* TASK INSTRUCTIONS
Scan the lines below for "false" and copy the matches.

* RECORDS SHOWN
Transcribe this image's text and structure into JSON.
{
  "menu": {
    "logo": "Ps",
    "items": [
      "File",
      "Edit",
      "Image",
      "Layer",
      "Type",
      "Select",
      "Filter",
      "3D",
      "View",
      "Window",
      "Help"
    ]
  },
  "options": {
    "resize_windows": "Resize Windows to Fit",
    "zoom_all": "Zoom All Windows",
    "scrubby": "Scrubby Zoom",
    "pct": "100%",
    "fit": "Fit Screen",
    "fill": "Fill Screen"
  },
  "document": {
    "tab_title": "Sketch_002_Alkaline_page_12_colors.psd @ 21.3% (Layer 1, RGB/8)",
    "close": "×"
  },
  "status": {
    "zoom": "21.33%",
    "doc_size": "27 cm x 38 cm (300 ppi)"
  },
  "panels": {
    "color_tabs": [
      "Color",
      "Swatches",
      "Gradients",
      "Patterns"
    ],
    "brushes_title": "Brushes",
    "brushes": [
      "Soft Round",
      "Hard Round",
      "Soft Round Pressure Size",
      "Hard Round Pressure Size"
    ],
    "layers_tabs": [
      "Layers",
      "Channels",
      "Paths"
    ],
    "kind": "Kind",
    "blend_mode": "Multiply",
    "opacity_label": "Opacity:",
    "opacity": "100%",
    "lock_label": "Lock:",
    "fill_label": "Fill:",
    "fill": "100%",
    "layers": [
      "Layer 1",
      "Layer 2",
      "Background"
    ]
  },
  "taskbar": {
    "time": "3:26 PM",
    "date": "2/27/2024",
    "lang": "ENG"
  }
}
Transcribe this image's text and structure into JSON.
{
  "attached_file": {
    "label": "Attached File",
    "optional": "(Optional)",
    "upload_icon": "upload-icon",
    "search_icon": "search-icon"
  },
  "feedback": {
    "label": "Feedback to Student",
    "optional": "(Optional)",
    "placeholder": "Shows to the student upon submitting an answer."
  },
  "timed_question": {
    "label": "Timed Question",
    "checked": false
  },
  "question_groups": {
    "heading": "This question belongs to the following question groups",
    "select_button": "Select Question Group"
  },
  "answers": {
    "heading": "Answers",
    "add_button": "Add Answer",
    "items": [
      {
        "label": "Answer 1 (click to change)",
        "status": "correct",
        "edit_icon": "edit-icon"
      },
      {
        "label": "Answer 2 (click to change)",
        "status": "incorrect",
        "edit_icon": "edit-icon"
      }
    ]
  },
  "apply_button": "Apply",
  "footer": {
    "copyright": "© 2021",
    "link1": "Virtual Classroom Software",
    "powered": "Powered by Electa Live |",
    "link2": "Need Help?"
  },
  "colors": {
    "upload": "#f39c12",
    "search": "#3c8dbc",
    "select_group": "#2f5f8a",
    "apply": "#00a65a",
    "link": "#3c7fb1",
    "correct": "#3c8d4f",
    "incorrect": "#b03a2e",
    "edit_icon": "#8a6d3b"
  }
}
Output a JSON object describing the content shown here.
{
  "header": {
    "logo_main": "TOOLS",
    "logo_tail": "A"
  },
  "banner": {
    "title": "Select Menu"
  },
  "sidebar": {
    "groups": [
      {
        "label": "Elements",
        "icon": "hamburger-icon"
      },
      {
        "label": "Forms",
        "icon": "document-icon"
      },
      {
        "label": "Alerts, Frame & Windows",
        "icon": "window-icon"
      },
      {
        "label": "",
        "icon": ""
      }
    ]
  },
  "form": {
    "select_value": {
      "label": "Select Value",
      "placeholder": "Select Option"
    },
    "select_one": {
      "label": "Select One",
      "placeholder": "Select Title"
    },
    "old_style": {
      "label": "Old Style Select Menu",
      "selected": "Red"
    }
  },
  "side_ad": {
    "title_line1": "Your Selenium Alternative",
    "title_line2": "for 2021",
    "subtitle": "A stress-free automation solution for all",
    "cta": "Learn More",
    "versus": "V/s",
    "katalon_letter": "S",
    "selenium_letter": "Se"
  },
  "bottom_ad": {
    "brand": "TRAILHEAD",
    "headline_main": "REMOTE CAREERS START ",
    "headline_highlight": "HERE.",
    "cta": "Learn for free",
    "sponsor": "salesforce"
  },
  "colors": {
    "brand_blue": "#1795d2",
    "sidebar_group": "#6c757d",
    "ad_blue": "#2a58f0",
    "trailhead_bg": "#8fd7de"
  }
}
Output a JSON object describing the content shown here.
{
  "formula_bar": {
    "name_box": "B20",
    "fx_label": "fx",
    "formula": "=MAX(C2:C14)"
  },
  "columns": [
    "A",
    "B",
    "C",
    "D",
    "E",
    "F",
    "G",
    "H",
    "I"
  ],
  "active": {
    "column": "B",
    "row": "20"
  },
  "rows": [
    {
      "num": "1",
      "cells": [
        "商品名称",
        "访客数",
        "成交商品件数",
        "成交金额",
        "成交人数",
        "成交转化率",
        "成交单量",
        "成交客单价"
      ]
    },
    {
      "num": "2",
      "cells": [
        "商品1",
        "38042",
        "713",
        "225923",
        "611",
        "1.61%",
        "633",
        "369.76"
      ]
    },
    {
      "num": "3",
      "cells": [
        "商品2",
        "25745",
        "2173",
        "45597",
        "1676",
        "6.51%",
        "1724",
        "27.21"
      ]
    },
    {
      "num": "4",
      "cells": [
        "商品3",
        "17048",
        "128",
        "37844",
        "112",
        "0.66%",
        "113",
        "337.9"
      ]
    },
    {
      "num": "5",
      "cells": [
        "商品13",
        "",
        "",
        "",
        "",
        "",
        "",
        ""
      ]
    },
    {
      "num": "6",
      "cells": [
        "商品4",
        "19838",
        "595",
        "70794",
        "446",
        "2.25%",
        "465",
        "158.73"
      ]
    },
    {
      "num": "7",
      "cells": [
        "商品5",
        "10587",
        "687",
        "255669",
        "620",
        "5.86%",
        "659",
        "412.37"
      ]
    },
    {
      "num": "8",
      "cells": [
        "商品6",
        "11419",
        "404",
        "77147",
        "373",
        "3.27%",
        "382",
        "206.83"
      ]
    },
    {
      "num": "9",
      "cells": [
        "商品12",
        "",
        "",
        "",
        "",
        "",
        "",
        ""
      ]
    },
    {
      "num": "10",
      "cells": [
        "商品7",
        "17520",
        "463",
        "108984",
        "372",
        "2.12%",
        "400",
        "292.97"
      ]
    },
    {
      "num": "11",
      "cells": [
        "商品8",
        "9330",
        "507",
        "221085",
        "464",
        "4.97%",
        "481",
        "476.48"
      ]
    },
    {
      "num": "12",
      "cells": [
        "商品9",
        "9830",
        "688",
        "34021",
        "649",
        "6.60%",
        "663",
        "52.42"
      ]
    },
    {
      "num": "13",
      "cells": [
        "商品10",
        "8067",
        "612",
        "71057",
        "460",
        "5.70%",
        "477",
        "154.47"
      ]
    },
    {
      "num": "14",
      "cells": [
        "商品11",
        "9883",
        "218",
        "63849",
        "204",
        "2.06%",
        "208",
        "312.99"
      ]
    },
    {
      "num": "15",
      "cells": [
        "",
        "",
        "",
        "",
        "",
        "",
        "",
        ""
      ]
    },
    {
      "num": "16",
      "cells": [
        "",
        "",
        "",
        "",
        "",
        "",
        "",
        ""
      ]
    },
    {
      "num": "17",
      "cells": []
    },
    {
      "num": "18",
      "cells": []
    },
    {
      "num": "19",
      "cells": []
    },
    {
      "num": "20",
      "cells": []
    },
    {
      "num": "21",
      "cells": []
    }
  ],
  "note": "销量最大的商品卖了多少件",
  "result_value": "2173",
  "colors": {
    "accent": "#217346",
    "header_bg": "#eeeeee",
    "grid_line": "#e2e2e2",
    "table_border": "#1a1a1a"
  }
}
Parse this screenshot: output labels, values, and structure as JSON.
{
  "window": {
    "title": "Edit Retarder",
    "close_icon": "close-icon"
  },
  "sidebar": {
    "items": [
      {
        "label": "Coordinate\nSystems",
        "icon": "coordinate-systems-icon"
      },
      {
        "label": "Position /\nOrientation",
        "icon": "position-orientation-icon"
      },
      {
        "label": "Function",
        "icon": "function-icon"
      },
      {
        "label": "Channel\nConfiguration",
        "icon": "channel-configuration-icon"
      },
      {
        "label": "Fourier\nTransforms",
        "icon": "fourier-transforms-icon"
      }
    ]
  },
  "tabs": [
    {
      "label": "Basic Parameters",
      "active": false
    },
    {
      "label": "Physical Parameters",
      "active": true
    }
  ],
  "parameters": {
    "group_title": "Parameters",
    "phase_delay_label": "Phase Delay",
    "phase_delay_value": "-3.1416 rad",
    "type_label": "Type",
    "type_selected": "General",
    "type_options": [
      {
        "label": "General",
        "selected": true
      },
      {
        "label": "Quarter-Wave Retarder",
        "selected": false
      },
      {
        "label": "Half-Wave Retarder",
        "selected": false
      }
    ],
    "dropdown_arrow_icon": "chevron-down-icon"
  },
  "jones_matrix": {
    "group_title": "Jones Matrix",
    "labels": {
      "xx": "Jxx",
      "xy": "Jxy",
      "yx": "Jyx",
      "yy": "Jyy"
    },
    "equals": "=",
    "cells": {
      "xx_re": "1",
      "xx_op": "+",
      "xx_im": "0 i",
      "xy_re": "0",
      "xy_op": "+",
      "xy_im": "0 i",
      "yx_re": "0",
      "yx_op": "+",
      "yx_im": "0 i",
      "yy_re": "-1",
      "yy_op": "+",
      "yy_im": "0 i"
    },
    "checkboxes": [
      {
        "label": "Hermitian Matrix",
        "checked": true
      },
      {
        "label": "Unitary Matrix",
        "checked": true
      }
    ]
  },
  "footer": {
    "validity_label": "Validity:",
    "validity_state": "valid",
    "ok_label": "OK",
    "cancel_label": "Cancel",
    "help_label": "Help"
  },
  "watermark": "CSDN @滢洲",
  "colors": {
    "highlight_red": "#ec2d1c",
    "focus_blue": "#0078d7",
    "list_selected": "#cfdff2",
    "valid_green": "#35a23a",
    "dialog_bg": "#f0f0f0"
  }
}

* SOLUTION FOR THIS TASK
    "checked": false
      "active": false
        "selected": false
        "selected": false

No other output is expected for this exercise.